It’s always easy to stay put, to do what those around you are doing, and to never question the norms that comfort you. Familiarity tastes good and traditions are well-trodden paths that leave little chance for getting lost. But what’s the point of life if it isn’t to learn, to explore, and to follow the path less traveled?
And so we have the story of wine-loving George Unti. Born in Fort Bragg, California, he spent his early years split between Fort Bragg and Madera, where his parents were farmers. After graduating high school he got his first job with Safeway, with whom he spent the next 39 (!!) years moving up the corporate ladder. But after a few too many years behind the desk, he yearned for something different - something more in tune with the land, like he had known as a child, and perhaps something more in line with his growing love for European wines.

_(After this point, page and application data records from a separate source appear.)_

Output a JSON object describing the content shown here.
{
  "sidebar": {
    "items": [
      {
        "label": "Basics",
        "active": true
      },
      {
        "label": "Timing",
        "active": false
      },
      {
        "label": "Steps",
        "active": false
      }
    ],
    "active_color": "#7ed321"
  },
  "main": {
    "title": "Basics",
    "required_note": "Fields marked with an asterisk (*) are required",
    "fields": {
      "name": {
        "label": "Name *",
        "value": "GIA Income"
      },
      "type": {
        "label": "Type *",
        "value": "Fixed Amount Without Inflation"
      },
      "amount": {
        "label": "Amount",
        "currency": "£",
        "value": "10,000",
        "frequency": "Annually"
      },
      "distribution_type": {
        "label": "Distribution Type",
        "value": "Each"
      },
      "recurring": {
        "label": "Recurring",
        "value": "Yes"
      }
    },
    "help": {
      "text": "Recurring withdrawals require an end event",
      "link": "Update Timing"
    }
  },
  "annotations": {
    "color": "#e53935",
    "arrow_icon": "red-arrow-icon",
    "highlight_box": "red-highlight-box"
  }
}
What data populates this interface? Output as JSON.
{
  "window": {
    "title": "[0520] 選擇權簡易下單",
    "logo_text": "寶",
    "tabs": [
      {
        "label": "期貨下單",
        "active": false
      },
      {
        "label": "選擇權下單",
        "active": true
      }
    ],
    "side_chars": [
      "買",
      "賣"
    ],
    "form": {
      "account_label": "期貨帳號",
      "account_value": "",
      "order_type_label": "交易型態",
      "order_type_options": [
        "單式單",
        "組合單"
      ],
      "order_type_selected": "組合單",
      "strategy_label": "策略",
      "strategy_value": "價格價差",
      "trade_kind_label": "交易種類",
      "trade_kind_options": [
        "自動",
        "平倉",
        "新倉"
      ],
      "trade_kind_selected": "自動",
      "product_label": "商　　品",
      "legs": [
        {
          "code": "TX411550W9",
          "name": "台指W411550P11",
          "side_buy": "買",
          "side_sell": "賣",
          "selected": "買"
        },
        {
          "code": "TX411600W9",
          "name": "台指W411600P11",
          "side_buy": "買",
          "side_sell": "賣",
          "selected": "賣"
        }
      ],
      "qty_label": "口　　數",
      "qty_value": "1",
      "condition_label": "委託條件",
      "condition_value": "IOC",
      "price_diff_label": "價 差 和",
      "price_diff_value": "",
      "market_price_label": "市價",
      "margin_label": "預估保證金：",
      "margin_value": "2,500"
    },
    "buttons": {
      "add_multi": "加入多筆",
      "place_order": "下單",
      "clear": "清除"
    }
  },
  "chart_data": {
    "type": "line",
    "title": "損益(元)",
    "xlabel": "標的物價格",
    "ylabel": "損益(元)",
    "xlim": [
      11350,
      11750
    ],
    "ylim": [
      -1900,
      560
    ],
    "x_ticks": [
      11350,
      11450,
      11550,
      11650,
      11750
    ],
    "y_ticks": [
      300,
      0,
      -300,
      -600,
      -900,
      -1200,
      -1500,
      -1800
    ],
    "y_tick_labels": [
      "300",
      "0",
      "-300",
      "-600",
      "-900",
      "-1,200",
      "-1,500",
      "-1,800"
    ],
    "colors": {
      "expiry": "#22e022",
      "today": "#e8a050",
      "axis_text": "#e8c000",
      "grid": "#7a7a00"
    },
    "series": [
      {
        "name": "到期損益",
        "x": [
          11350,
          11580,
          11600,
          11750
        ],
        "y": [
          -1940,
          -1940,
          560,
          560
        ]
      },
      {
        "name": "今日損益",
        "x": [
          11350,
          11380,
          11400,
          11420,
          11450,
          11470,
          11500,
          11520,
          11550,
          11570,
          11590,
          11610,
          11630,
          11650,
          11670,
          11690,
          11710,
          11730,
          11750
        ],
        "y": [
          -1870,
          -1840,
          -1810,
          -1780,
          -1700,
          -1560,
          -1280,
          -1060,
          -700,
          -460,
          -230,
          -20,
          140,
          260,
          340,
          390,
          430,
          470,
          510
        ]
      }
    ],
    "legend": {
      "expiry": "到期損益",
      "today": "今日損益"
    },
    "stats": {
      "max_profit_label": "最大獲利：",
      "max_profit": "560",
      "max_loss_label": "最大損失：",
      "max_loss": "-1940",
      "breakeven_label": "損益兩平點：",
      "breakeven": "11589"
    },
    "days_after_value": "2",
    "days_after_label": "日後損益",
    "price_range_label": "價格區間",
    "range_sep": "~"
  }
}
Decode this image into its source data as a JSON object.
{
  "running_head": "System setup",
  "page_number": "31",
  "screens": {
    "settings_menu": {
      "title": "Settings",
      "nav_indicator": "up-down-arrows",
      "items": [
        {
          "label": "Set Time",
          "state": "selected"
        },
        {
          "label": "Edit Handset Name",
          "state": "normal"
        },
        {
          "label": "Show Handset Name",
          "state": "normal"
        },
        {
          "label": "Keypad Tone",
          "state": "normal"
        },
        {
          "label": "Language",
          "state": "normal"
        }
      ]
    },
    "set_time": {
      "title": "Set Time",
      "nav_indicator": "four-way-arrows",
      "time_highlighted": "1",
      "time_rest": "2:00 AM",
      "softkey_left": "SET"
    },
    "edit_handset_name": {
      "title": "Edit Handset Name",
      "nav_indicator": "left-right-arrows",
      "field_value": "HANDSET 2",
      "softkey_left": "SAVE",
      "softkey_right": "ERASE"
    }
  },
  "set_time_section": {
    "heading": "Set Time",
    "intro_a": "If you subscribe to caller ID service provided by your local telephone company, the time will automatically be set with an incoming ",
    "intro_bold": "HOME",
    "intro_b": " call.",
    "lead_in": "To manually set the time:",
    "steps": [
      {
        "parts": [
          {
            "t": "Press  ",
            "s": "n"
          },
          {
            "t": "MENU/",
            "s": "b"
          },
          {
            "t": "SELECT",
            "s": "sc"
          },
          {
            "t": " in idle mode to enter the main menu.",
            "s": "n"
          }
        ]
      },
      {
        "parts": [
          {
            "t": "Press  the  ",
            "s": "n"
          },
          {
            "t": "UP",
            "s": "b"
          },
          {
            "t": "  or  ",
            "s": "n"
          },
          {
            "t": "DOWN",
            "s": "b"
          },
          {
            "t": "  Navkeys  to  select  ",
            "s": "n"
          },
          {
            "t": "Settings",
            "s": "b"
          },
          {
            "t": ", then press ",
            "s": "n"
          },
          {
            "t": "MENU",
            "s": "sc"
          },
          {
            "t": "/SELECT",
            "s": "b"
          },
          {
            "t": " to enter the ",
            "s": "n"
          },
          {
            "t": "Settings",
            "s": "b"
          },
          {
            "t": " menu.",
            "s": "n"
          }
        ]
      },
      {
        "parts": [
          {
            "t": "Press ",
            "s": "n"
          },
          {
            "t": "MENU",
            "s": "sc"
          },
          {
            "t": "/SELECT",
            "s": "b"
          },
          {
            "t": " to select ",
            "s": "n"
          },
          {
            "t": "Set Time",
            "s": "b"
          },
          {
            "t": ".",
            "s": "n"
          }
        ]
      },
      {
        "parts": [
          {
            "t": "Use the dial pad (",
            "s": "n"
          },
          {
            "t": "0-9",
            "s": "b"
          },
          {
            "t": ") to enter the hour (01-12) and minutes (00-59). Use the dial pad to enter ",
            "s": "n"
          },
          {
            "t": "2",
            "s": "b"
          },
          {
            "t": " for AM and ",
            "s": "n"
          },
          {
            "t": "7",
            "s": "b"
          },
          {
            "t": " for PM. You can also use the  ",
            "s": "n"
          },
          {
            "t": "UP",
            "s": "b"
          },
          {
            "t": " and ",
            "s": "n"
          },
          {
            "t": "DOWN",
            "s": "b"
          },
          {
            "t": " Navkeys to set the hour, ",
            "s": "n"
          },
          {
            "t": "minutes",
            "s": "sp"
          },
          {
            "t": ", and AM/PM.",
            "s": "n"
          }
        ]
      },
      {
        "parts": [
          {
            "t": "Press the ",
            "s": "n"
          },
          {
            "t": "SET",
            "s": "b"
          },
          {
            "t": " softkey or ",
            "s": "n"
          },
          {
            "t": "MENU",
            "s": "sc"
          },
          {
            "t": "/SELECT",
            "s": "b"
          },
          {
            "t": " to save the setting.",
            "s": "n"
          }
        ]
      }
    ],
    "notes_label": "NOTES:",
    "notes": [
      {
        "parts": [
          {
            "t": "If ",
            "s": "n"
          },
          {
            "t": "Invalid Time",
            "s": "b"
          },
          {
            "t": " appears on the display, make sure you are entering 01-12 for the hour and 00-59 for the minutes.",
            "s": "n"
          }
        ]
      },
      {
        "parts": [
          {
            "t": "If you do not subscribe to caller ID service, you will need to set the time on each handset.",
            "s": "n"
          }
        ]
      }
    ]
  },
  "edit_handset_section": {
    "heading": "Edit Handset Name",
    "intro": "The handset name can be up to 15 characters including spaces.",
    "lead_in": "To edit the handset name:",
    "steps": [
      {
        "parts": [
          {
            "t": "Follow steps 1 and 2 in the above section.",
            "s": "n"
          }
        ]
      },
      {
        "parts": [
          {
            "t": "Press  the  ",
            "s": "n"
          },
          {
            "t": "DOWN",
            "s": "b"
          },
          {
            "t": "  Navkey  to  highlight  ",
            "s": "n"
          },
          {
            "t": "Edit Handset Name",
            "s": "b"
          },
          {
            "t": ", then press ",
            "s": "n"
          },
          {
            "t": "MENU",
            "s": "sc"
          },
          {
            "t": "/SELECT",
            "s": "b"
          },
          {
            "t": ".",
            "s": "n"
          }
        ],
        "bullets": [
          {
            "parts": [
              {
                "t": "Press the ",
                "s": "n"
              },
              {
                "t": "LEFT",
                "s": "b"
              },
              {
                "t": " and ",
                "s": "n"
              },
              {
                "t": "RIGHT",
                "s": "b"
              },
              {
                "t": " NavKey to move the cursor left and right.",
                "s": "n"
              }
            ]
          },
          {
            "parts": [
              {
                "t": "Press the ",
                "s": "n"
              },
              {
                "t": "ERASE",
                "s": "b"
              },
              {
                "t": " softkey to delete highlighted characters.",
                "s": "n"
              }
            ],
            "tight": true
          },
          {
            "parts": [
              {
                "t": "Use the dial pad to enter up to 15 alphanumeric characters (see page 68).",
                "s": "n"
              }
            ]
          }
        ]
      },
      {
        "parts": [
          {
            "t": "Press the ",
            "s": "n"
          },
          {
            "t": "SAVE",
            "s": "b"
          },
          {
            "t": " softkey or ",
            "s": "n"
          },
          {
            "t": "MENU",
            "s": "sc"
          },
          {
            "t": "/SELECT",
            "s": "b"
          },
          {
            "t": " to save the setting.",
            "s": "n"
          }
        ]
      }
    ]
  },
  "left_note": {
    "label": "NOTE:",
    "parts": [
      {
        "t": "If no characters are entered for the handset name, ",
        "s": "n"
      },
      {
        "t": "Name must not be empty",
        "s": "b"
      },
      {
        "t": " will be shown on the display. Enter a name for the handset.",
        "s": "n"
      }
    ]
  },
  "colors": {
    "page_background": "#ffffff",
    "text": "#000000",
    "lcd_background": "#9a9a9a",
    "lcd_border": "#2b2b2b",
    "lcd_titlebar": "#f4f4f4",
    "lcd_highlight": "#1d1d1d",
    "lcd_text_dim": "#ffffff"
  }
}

In 1990 George purchased a property in the Dry Creek Valley of California - a region known primarily for Zinfandel. The idea wasn’t to create a business right away, but to learn about the region, experiment with the vineyards, and well, take a bit of a risk if he could afford to. Around the same time, he visited Italy to spend time with his cousins and drink as much of his favorite European wines as he could muster. What he couldn’t help but notice was how good grapes like Sangiovese tasted in Italy, and how far a cry they were from the cheap Chianti Classicos (ironically poured out of straw “fiasco” bottles in the US) you found at Italian restaurants in California. If grapes like Sangiovese, Montepulciano, and Barbara could thrive in the warm Mediterranean climate of Italy, then why couldn’t they also be successful in California? Why should he limit himself to the grapes that his neighbors in California were growing when there was a chance to try something new? And furthermore, California’s cool evenings should allow for wines with at least as much balancing acidity and aging power as Italy, so what if he didn’t just match the great wines of Italy, but try to surpass them?
Perhaps fueled by the liquid courage of so many Italian wines, George returned home to California with a mission to do what no one around him was doing, what he’d never seen before, and what was unlikely to work at all - to plant Mediterranean grapes in California terroir, and simply see what would happen. His eyes had been opened and there was no looking back.